Well after I read them that disclaimer, Tyson told me that I was seeing that because my computer was clearly infected because his screen was not showing that link.  He transferred me to his Senior Support Technician who assured me that I had one of the worst cases of infection that he had encountered, and that I needed to do something IMMEDIATELY!  He then directed me to showmypc – another remote admin tool – this time without the warnings…..

ooops hold on I got another call……

21 minutes later …. click

Don’t be taken in by the scammers.  I have a long list of people that I can refer you to for testimonials.

Malware and Spyware and Viruses…oh my!

I frequently get calls that go something like this:

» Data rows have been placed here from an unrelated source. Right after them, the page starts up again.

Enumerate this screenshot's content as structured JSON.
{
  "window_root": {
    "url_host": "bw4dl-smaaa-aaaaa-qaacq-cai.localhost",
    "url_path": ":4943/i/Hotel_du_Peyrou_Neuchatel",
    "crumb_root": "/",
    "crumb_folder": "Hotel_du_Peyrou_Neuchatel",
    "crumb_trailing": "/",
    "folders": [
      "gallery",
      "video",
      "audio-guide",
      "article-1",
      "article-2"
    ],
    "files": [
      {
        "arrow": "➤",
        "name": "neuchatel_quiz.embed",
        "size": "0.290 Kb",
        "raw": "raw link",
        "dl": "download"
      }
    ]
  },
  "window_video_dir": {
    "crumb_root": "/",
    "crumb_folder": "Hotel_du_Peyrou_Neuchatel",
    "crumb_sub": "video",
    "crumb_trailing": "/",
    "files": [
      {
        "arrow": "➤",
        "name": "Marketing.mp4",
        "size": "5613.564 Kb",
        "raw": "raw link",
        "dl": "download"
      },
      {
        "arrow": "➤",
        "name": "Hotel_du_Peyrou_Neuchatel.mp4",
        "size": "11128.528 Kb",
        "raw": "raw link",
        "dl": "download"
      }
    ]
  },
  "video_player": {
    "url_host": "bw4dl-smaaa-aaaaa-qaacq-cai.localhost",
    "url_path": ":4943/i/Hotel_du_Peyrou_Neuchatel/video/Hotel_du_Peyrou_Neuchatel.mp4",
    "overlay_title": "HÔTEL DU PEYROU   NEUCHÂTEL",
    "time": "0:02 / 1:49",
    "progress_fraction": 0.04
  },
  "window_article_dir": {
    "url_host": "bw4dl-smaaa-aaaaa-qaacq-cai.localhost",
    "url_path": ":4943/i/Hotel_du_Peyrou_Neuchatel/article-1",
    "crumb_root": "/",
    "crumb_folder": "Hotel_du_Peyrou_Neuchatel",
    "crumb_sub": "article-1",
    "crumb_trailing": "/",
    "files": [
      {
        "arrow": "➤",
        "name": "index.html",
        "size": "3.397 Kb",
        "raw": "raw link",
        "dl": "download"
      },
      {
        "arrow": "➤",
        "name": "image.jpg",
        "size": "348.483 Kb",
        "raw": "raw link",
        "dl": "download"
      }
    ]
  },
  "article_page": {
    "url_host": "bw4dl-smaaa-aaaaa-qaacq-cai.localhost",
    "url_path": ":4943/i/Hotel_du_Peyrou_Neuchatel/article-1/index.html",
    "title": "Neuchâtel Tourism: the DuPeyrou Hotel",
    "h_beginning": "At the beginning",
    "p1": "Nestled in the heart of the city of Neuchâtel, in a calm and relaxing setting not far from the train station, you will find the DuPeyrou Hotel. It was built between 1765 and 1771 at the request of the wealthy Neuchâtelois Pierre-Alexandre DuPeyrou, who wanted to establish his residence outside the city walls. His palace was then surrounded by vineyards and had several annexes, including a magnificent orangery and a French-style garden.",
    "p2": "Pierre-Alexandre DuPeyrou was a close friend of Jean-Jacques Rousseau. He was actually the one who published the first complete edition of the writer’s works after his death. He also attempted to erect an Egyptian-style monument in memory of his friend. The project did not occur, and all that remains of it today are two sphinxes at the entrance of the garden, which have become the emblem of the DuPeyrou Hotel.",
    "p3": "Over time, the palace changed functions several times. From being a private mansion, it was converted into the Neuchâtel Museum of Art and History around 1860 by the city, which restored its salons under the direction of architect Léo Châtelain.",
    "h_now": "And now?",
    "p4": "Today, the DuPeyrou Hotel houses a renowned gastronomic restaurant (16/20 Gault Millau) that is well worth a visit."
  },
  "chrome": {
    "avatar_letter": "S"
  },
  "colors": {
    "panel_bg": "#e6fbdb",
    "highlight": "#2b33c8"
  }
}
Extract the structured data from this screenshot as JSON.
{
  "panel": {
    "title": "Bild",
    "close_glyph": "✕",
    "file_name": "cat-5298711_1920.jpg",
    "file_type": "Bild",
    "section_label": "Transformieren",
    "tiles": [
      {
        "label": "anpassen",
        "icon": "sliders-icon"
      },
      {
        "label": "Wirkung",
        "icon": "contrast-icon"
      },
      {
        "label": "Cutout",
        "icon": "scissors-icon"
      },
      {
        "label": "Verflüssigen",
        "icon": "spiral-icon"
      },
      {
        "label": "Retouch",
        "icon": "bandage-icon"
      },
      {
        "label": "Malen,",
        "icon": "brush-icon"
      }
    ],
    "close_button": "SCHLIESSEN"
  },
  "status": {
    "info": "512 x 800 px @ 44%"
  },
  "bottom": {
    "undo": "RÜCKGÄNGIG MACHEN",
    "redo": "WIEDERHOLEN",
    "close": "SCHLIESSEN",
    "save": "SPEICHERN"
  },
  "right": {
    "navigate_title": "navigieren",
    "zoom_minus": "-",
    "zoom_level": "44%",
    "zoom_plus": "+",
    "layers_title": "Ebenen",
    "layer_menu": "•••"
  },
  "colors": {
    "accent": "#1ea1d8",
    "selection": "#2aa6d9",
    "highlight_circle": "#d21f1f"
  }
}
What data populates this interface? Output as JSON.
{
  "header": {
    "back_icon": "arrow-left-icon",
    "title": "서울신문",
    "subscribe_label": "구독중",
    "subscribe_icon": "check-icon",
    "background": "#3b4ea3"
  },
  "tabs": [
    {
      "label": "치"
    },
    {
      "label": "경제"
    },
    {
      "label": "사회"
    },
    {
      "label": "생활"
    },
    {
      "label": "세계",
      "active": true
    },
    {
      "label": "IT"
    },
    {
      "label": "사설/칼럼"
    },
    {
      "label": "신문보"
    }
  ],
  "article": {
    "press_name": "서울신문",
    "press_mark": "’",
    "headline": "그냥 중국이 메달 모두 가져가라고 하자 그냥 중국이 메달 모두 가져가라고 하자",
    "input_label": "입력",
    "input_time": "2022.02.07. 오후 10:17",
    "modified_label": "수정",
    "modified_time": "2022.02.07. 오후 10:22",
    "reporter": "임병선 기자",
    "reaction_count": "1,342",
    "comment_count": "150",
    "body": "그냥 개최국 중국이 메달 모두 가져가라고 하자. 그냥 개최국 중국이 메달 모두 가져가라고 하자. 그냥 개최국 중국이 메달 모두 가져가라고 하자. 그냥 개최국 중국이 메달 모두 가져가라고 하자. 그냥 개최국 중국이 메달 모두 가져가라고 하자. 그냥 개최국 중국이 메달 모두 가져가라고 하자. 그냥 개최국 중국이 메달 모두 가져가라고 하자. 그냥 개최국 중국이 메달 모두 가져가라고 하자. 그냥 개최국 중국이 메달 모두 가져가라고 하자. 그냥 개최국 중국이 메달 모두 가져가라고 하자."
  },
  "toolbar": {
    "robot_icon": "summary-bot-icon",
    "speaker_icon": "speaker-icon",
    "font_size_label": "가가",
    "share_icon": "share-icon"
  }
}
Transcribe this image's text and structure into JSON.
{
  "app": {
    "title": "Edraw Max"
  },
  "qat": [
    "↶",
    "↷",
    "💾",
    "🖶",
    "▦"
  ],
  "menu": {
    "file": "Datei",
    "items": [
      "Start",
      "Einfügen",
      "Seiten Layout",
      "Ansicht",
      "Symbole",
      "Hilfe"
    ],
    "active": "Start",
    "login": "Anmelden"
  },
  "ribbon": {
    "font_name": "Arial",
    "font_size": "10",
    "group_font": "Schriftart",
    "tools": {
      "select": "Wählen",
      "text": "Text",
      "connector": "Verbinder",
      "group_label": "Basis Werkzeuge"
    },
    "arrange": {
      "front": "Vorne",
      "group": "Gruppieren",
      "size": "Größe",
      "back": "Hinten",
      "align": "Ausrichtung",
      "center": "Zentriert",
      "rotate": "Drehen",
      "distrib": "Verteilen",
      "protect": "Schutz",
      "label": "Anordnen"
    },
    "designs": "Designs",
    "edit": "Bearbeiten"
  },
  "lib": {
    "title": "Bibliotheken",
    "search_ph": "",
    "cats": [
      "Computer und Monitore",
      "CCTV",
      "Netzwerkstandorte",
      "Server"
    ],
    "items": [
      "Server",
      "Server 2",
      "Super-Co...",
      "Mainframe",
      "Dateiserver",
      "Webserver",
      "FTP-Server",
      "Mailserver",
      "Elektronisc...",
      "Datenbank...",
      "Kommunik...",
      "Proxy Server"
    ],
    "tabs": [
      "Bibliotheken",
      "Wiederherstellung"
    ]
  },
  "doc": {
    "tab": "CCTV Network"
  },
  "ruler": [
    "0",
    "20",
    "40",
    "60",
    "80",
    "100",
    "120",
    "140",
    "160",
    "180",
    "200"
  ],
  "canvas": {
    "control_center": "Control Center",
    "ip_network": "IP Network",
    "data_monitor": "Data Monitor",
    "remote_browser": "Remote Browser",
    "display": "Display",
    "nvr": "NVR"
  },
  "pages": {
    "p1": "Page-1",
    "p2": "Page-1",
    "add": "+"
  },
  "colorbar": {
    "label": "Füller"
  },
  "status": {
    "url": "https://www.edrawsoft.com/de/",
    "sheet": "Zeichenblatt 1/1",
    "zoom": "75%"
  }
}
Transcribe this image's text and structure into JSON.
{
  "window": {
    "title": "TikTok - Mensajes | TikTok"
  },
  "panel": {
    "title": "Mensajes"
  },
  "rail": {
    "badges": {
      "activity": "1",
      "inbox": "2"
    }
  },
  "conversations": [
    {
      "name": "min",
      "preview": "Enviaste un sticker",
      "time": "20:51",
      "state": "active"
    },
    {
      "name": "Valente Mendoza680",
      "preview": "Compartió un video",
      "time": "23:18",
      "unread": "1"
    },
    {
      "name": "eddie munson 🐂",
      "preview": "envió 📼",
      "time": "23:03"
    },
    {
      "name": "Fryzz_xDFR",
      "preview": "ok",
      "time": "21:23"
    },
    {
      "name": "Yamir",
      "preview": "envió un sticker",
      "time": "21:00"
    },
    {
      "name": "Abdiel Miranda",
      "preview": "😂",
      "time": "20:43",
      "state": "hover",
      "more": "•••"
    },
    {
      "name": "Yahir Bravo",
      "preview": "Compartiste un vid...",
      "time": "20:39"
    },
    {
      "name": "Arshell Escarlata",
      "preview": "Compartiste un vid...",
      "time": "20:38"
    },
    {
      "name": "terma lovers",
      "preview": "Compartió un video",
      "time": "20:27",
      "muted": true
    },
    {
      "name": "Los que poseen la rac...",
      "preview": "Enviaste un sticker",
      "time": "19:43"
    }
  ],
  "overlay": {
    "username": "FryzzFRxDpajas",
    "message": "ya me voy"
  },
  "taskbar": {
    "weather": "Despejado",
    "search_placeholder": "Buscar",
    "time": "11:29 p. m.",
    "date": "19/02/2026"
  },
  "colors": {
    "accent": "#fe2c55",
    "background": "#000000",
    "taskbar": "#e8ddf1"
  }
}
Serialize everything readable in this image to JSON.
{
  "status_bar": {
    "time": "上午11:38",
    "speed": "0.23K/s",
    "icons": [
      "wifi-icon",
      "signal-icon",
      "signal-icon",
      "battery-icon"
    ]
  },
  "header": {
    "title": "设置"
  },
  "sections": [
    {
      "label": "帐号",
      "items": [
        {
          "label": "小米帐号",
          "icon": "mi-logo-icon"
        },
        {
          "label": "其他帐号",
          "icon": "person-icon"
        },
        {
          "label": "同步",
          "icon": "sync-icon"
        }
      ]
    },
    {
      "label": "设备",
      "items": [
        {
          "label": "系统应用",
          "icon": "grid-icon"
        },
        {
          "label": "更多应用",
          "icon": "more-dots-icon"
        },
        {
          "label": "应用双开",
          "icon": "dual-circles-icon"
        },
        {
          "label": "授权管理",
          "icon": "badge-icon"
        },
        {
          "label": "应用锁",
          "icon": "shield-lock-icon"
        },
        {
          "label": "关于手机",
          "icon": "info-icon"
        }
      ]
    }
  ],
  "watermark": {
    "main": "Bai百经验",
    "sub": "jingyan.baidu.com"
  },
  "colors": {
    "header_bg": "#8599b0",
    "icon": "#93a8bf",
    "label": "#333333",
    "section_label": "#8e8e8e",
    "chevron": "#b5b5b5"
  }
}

“Hi I need you to come over to take a look at my computer, it seems like it is really slow, and I can’t do the things I used to on it.”  Whenever I hear this, I used to think that a hard drive needed to be defragmented….but that is rarely the problem these days.  Now it is malware, spyware, browser hjacks, host redirects, registry hijacks, crapware (I use this term for software that gets installed alongside something that you want, but you have no real use for).

The reality is that I get these calls mostly from people using windows, and I hear “I never go to any bad websites or anything”…

The reality is that you don’t need to go to bad websites to pick up malware.  Hackers infect popular servers in the hopes that they will be able to infect unsuspecting visitors.  These “drive-by” exploits are often discovered in a matter of hours and removed.  However, they rarely announce to their visitors that they were compromised and that they should inspect their systems …… so the people who visited early on never suspect that they are now carriers.

“But I have an antivirus program already installed”

That may be true, but no antivirus program is perfect.  They rely on various methods to detect “known and unknown” bits of code…the hackers are working hard to find ways around that detection.  Your antivirus may also not be designed to detect malware – they are usually designed specifically to prevent the spread of viruses.

“So what am I supposed to do?  Why is this so confusing?”

Get into a habit of checking your machine regularly.  There are plenty of free tools available that will allow you to do this for yourself for free – but like a gym membership – it does no good unless you use it.  If you rely on your computer for more than just entertainment, do it every week.  If all you do is surf the net and watch netflix or hulu, then every couple weeks to once a month should be fine.

“I don’t have time for that!”

Well, if that is the case you have 2 options –

1. Do nothing and wait til your machine can no longer function (kinda like a car when you don’t take time for an oil change) or…

2. Call someone to take care of it for you (kinda like going to the quick-change oil store)

This is where HelpMeClayton.com comes into help. I offer a subscription service that will do the routine maintenance for you, remotely if you like, on a regularly scheduled routine.  This cannot guarantee that you will never get any malware, spyware or crapware, but it is a good step into making sure your machine is cleaned regularly.

If you are interested in scheduling a regular maintenance send me an email at help@claytonrandall.com and I will get back to you.